Items from a dataset:
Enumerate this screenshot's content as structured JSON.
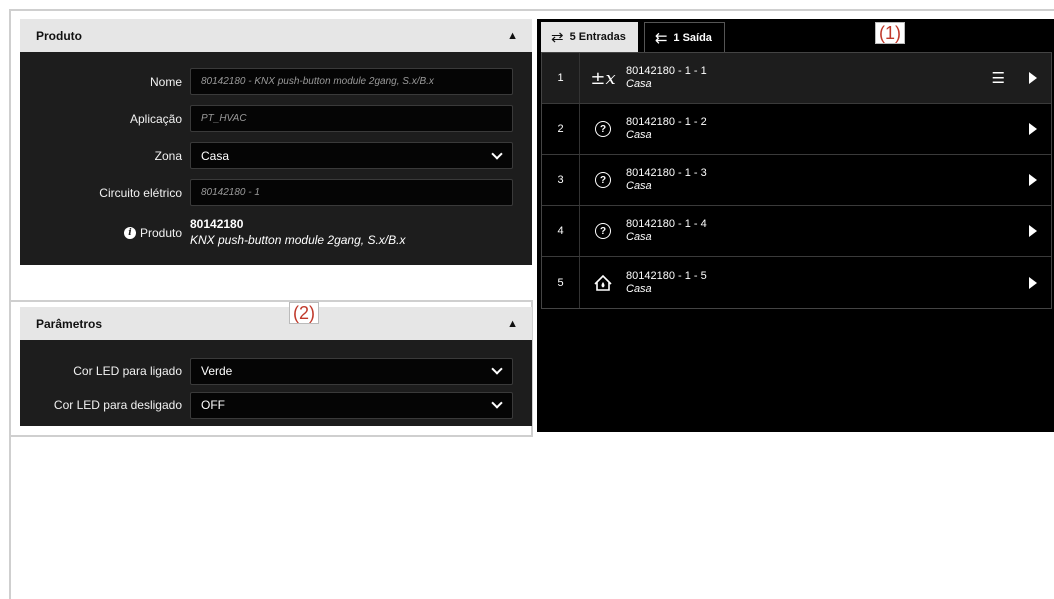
{
  "produto_panel": {
    "title": "Produto",
    "fields": {
      "nome": {
        "label": "Nome",
        "placeholder": "80142180 - KNX push-button module 2gang, S.x/B.x"
      },
      "aplicacao": {
        "label": "Aplicação",
        "placeholder": "PT_HVAC"
      },
      "zona": {
        "label": "Zona",
        "value": "Casa"
      },
      "circuito": {
        "label": "Circuito elétrico",
        "placeholder": "80142180 - 1"
      },
      "produto": {
        "label": "Produto",
        "code": "80142180",
        "description": "KNX push-button module 2gang, S.x/B.x"
      }
    }
  },
  "parametros_panel": {
    "title": "Parâmetros",
    "fields": {
      "cor_ligado": {
        "label": "Cor LED para ligado",
        "value": "Verde"
      },
      "cor_desligado": {
        "label": "Cor LED para desligado",
        "value": "OFF"
      }
    }
  },
  "annotations": {
    "one": "(1)",
    "two": "(2)"
  },
  "tabs": [
    {
      "label": "5 Entradas",
      "active": true
    },
    {
      "label": "1 Saída",
      "active": false
    }
  ],
  "inputs": [
    {
      "index": "1",
      "name": "80142180 - 1 - 1",
      "zone": "Casa",
      "icon": "function-icon"
    },
    {
      "index": "2",
      "name": "80142180 - 1 - 2",
      "zone": "Casa",
      "icon": "question-icon"
    },
    {
      "index": "3",
      "name": "80142180 - 1 - 3",
      "zone": "Casa",
      "icon": "question-icon"
    },
    {
      "index": "4",
      "name": "80142180 - 1 - 4",
      "zone": "Casa",
      "icon": "question-icon"
    },
    {
      "index": "5",
      "name": "80142180 - 1 - 5",
      "zone": "Casa",
      "icon": "home-drop-icon"
    }
  ]
}
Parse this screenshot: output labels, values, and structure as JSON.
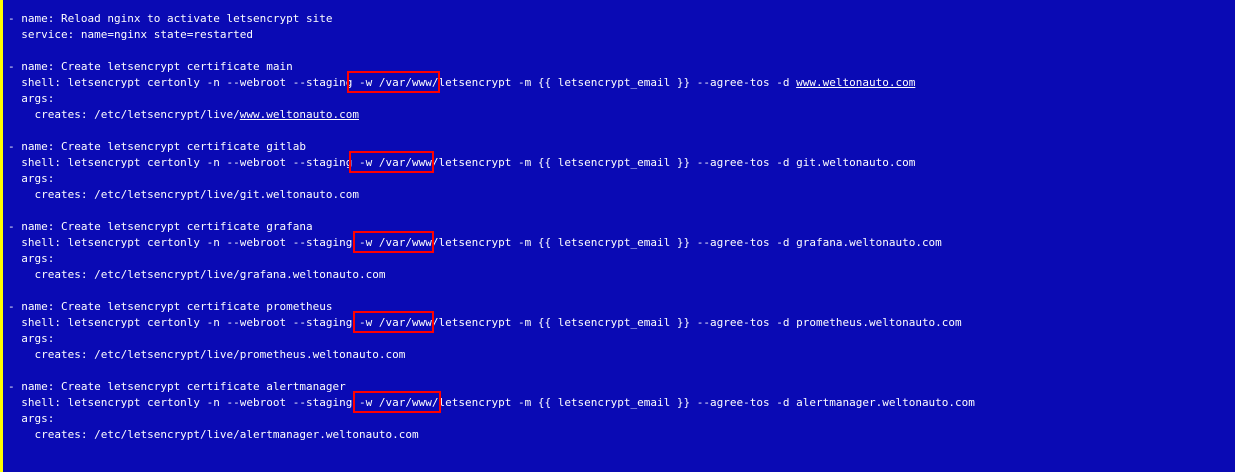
{
  "colors": {
    "background": "#0a0ab4",
    "text": "#ffffff",
    "highlight_border": "#ff0000",
    "left_border": "#ffff00"
  },
  "reload_task": {
    "name_line": "- name: Reload nginx to activate letsencrypt site",
    "service_line": "  service: name=nginx state=restarted"
  },
  "cert_tasks": [
    {
      "name_line": "- name: Create letsencrypt certificate main",
      "shell_prefix": "  shell: letsencrypt certonly -n --webroot ",
      "staging_flag": "--staging",
      "shell_middle": " -w /var/www/letsencrypt -m {{ letsencrypt_email }} --agree-tos -d ",
      "domain": "www.weltonauto.com",
      "args_line": "  args:",
      "creates_prefix": "    creates: /etc/letsencrypt/live/",
      "creates_domain": "www.weltonauto.com"
    },
    {
      "name_line": "- name: Create letsencrypt certificate gitlab",
      "shell_prefix": "  shell: letsencrypt certonly -n --webroot ",
      "staging_flag": "--staging",
      "shell_middle": " -w /var/www/letsencrypt -m {{ letsencrypt_email }} --agree-tos -d ",
      "domain": "git.weltonauto.com",
      "args_line": "  args:",
      "creates_prefix": "    creates: /etc/letsencrypt/live/",
      "creates_domain": "git.weltonauto.com"
    },
    {
      "name_line": "- name: Create letsencrypt certificate grafana",
      "shell_prefix": "  shell: letsencrypt certonly -n --webroot ",
      "staging_flag": "--staging",
      "shell_middle": " -w /var/www/letsencrypt -m {{ letsencrypt_email }} --agree-tos -d ",
      "domain": "grafana.weltonauto.com",
      "args_line": "  args:",
      "creates_prefix": "    creates: /etc/letsencrypt/live/",
      "creates_domain": "grafana.weltonauto.com"
    },
    {
      "name_line": "- name: Create letsencrypt certificate prometheus",
      "shell_prefix": "  shell: letsencrypt certonly -n --webroot ",
      "staging_flag": "--staging",
      "shell_middle": " -w /var/www/letsencrypt -m {{ letsencrypt_email }} --agree-tos -d ",
      "domain": "prometheus.weltonauto.com",
      "args_line": "  args:",
      "creates_prefix": "    creates: /etc/letsencrypt/live/",
      "creates_domain": "prometheus.weltonauto.com"
    },
    {
      "name_line": "- name: Create letsencrypt certificate alertmanager",
      "shell_prefix": "  shell: letsencrypt certonly -n --webroot ",
      "staging_flag": "--staging",
      "shell_middle": " -w /var/www/letsencrypt -m {{ letsencrypt_email }} --agree-tos -d ",
      "domain": "alertmanager.weltonauto.com",
      "args_line": "  args:",
      "creates_prefix": "    creates: /etc/letsencrypt/live/",
      "creates_domain": "alertmanager.weltonauto.com"
    }
  ]
}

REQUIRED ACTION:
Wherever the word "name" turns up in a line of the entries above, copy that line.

ANSWER AREA:
      "name": "80142180 - 1 - 1",
      "name": "80142180 - 1 - 2",
      "name": "80142180 - 1 - 3",
      "name": "80142180 - 1 - 4",
      "name": "80142180 - 1 - 5",
    "name_line": "- name: Reload nginx to activate letsencrypt site",
    "service_line": "  service: name=nginx state=restarted"
      "name_line": "- name: Create letsencrypt certificate main",
      "name_line": "- name: Create letsencrypt certificate gitlab",
      "name_line": "- name: Create letsencrypt certificate grafana",
      "name_line": "- name: Create letsencrypt certificate prometheus",
      "name_line": "- name: Create letsencrypt certificate alertmanager",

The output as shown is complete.